Physiotherapy, also called physical therapy, is a clinical science that focuses on maintenance, recovery or improvement of your physical condition. Injuries often respond to this type of approach. Physiotherapy is effective in improving the flexibility and agility of elderly patients. It also helps ease the pain and maintain the joint function of someone who suffers from rheumatoid arthritis. If you have a chronic condition like a torn rotator cuff, addressing the problem with physical therapy may help you to postpone or possibly avoid surgery.

Recently, researchers have been combining vagus nerve stimulation (VNS) with therapeutic movement to help stroke victims recover a fuller range of motion. Strokes result in long-term physical impairment for up to 70 percent of patients. By adding VNS to physical therapy, practitioners help patients regain more of their lost physical agility and muscular strength.

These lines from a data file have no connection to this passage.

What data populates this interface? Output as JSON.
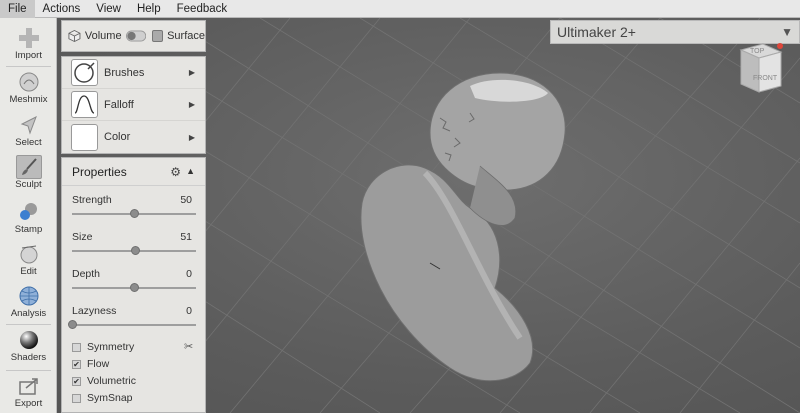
{
  "menu": [
    "File",
    "Actions",
    "View",
    "Help",
    "Feedback"
  ],
  "tools": [
    {
      "label": "Import",
      "icon": "plus-icon"
    },
    {
      "label": "Meshmix",
      "icon": "meshmix-icon"
    },
    {
      "label": "Select",
      "icon": "select-arrow-icon"
    },
    {
      "label": "Sculpt",
      "icon": "brush-icon"
    },
    {
      "label": "Stamp",
      "icon": "stamp-icon"
    },
    {
      "label": "Edit",
      "icon": "edit-icon"
    },
    {
      "label": "Analysis",
      "icon": "analysis-globe-icon"
    },
    {
      "label": "Shaders",
      "icon": "shader-sphere-icon"
    },
    {
      "label": "Export",
      "icon": "export-icon"
    }
  ],
  "mode": {
    "volume": "Volume",
    "surface": "Surface"
  },
  "brush_panel": {
    "brushes": "Brushes",
    "falloff": "Falloff",
    "color": "Color"
  },
  "properties": {
    "title": "Properties",
    "sliders": [
      {
        "label": "Strength",
        "value": "50",
        "fraction": 0.5
      },
      {
        "label": "Size",
        "value": "51",
        "fraction": 0.51
      },
      {
        "label": "Depth",
        "value": "0",
        "fraction": 0.5
      },
      {
        "label": "Lazyness",
        "value": "0",
        "fraction": 0.0
      }
    ],
    "checks": [
      {
        "label": "Symmetry",
        "checked": false
      },
      {
        "label": "Flow",
        "checked": true
      },
      {
        "label": "Volumetric",
        "checked": true
      },
      {
        "label": "SymSnap",
        "checked": false
      }
    ]
  },
  "printer": "Ultimaker 2+",
  "view_cube": {
    "top": "TOP",
    "front": "FRONT"
  },
  "colors": {
    "accent_red": "#e0463a",
    "panel": "#e6e5e2",
    "viewport": "#5c5c5c"
  }
}
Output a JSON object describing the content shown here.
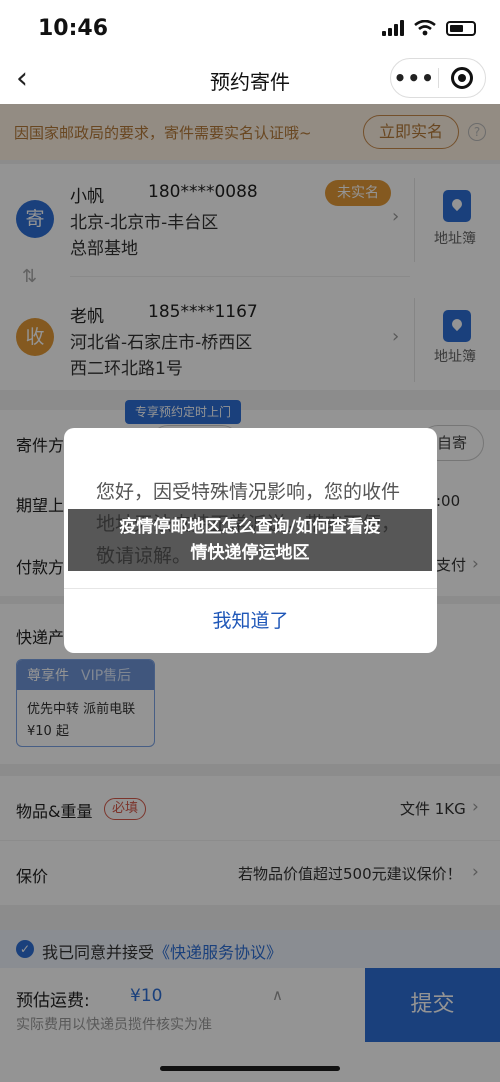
{
  "status_bar": {
    "time": "10:46"
  },
  "nav": {
    "title": "预约寄件",
    "more": "•••"
  },
  "notice": {
    "text": "因国家邮政局的要求，寄件需要实名认证哦~",
    "button": "立即实名",
    "help": "?"
  },
  "sender": {
    "badge": "寄",
    "name": "小帆",
    "phone": "180****0088",
    "line1": "北京-北京市-丰台区",
    "line2": "总部基地",
    "tag": "未实名",
    "book_label": "地址簿"
  },
  "receiver": {
    "badge": "收",
    "name": "老帆",
    "phone": "185****1167",
    "line1": "河北省-石家庄市-桥西区",
    "line2": "西二环北路1号",
    "book_label": "地址簿"
  },
  "options": {
    "method_label": "寄件方",
    "appointment_tag": "专享预约定时上门",
    "self_send": "自寄",
    "time_label": "期望上",
    "time_value": ":00",
    "pay_label": "付款方",
    "pay_value": "支付",
    "product_label": "快递产"
  },
  "product_card": {
    "title": "尊享件",
    "vip": "VIP售后",
    "features": "优先中转  派前电联",
    "price": "¥10  起"
  },
  "goods": {
    "label": "物品&重量",
    "required": "必填",
    "value": "文件 1KG"
  },
  "insurance": {
    "label": "保价",
    "hint": "若物品价值超过500元建议保价！"
  },
  "agreement": {
    "prefix": "我已同意并接受",
    "link": "《快递服务协议》"
  },
  "bottom": {
    "fee_label": "预估运费:",
    "fee_value": "¥10",
    "fee_note": "实际费用以快递员揽件核实为准",
    "submit": "提交"
  },
  "dialog": {
    "message": "您好，因受特殊情况影响，您的收件地址无法支持正常派送，带来不便，敬请谅解。",
    "button": "我知道了"
  },
  "caption": {
    "line1": "疫情停邮地区怎么查询/如何查看疫",
    "line2": "情快递停运地区"
  },
  "colors": {
    "primary": "#2d6fd6",
    "accent_orange": "#e39a37",
    "notice_text": "#b67a3a"
  }
}
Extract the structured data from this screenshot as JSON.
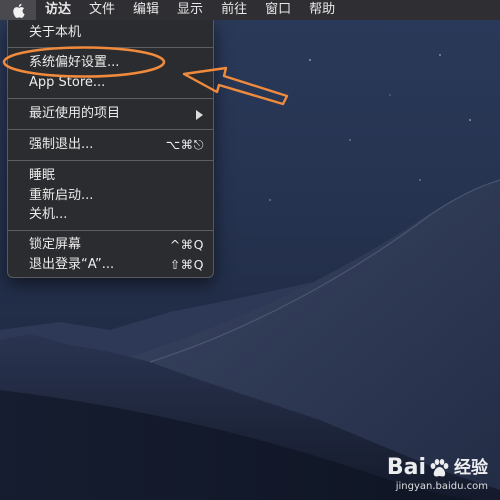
{
  "menubar": {
    "apple_icon": "apple-logo-icon",
    "menus": [
      "访达",
      "文件",
      "编辑",
      "显示",
      "前往",
      "窗口",
      "帮助"
    ]
  },
  "apple_menu": {
    "items": [
      {
        "label": "关于本机",
        "shortcut": ""
      },
      {
        "label": "系统偏好设置...",
        "shortcut": ""
      },
      {
        "label": "App Store...",
        "shortcut": ""
      },
      {
        "label": "最近使用的项目",
        "shortcut": ""
      },
      {
        "label": "强制退出...",
        "shortcut": "⌥⌘⎋"
      },
      {
        "label": "睡眠",
        "shortcut": ""
      },
      {
        "label": "重新启动...",
        "shortcut": ""
      },
      {
        "label": "关机...",
        "shortcut": ""
      },
      {
        "label": "锁定屏幕",
        "shortcut": "^⌘Q"
      },
      {
        "label": "退出登录“A”...",
        "shortcut": "⇧⌘Q"
      }
    ]
  },
  "annotation": {
    "color": "#f08a3c"
  },
  "watermark": {
    "brand": "Bai",
    "brand_suffix": "经验",
    "url": "jingyan.baidu.com"
  },
  "colors": {
    "menubar_bg": "#2f2f33",
    "menu_bg": "#2c2c2e",
    "desktop_sky": "#1d2740",
    "annotation_orange": "#f08a3c"
  }
}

Realignment for Pain Relief

Chiropractic therapists manipulate your spine, skeletal and muscular structures to relieve your chronic or short-term pain. They do not prescribe medications or surgery. Rather, chiropractors take a hands-on approach by manually adjusting your spine, sore joints and tissues to their natural positions.

Although considered an alternative medicine rather than a clinical science, chiropractic dates to the late 19th century. Many health insurance plans, including Medicare and workers’ compensation, cover visits to the chiropractor.

Tissue Manipulation to Relieve Soreness

Massage therapy manipulates your muscles and the tissues that connect them to banish soreness, improve muscular function and facilitate healing. The therapist exerts pressure combined with motion to treat painful muscle groups, tendons, joints or ligaments.

Massage influences your outlook as well as your aches and pains. After a session, you may experience a mood lift due to the release of endorphins in your body, and you typically feel more relaxed than when you went in. Massage therapy may even positively impact your blood pressure and cardiovascular functions.

Consistent Physical Activity for Better Health

Exercise therapy benefits your body in general while focusing on specific physical issues. If you are recovering from a broken leg, for example, swimming laps is a non-weight-bearing activity that strengthens your atrophied muscles without causing pain. Such exercise also improves your respiration, circulation, and equilibrium.

Exercise therapy includes flexibility training, resistance training and endurance training. It works to reduce chronic fatigue in multiple sclerosis patients and helps women at risk for osteoporosis increase their bone density and strength.

Each of the above treatment approaches is a viable option for natural healing. Depending on your condition, they may represent alternatives to drugs and surgery. To learn more about these treatments, check out CBI Health Group.